_What you have to do_.
Work through the entries that follow and state how many lines contain the word "Включить". Only the number is wanted.

Entries from a dataset of interfaces:
□ □ □ □ □
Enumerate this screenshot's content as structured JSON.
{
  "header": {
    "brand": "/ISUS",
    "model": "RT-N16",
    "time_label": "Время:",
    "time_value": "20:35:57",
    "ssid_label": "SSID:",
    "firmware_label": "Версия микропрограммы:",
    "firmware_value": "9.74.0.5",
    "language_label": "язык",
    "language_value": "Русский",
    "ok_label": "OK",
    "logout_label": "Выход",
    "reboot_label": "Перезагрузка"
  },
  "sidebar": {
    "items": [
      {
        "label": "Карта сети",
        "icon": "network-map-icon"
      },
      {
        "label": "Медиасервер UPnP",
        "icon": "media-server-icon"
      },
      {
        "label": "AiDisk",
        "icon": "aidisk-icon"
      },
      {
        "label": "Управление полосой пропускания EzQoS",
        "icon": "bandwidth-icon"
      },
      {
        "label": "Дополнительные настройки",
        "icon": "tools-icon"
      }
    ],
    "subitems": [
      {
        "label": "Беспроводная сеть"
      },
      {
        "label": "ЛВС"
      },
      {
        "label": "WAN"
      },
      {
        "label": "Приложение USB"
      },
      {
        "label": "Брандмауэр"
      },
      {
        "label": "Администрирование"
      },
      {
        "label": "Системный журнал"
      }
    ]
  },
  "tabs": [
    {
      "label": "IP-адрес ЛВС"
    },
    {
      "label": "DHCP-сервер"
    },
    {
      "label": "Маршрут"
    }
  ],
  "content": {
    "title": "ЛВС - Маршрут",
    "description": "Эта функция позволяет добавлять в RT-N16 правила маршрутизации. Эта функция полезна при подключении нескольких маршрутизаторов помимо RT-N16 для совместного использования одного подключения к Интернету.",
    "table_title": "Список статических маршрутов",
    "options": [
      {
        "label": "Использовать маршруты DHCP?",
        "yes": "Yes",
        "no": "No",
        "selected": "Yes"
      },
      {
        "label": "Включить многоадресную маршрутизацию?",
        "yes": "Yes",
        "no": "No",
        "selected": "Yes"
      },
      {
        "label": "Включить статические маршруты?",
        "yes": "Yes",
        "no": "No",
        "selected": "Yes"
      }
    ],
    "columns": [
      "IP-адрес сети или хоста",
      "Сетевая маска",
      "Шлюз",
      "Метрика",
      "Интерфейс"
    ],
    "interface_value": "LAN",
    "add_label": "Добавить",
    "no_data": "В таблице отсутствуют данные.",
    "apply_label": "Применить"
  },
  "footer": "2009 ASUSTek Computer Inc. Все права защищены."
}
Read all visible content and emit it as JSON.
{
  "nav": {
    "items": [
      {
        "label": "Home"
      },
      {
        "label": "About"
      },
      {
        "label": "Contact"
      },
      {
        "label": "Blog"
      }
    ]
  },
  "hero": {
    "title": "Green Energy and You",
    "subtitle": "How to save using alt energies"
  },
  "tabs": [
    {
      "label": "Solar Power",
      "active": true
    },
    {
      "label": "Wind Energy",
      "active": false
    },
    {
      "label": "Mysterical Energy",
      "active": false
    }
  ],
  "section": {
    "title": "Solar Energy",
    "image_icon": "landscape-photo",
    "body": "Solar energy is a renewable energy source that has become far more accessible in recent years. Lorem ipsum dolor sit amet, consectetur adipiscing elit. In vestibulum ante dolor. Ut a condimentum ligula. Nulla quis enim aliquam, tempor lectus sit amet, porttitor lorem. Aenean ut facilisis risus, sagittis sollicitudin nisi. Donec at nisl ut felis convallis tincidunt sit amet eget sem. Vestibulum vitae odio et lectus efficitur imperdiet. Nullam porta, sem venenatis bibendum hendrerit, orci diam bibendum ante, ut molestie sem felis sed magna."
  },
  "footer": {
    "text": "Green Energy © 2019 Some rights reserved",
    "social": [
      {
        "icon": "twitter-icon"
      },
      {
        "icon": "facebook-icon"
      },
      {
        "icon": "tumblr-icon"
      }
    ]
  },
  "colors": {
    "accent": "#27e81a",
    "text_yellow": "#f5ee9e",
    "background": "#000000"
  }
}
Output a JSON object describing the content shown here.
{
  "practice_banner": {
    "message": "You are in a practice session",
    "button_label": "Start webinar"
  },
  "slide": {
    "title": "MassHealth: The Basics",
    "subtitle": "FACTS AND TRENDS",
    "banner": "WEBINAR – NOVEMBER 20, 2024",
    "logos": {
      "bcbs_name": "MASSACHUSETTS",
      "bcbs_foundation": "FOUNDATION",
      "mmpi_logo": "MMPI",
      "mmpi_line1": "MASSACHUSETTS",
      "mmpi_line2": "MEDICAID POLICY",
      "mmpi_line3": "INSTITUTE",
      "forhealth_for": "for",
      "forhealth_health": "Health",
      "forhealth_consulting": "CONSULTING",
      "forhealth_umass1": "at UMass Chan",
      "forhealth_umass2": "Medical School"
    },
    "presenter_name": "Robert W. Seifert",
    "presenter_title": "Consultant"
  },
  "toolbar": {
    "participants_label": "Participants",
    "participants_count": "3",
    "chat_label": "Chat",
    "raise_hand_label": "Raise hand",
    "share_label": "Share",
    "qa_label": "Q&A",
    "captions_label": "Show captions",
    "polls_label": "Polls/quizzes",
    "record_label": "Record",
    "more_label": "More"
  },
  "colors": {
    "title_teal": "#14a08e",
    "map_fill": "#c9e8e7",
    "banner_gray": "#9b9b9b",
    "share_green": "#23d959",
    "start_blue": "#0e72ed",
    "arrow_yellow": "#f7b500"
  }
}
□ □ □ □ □
_Task response_.
2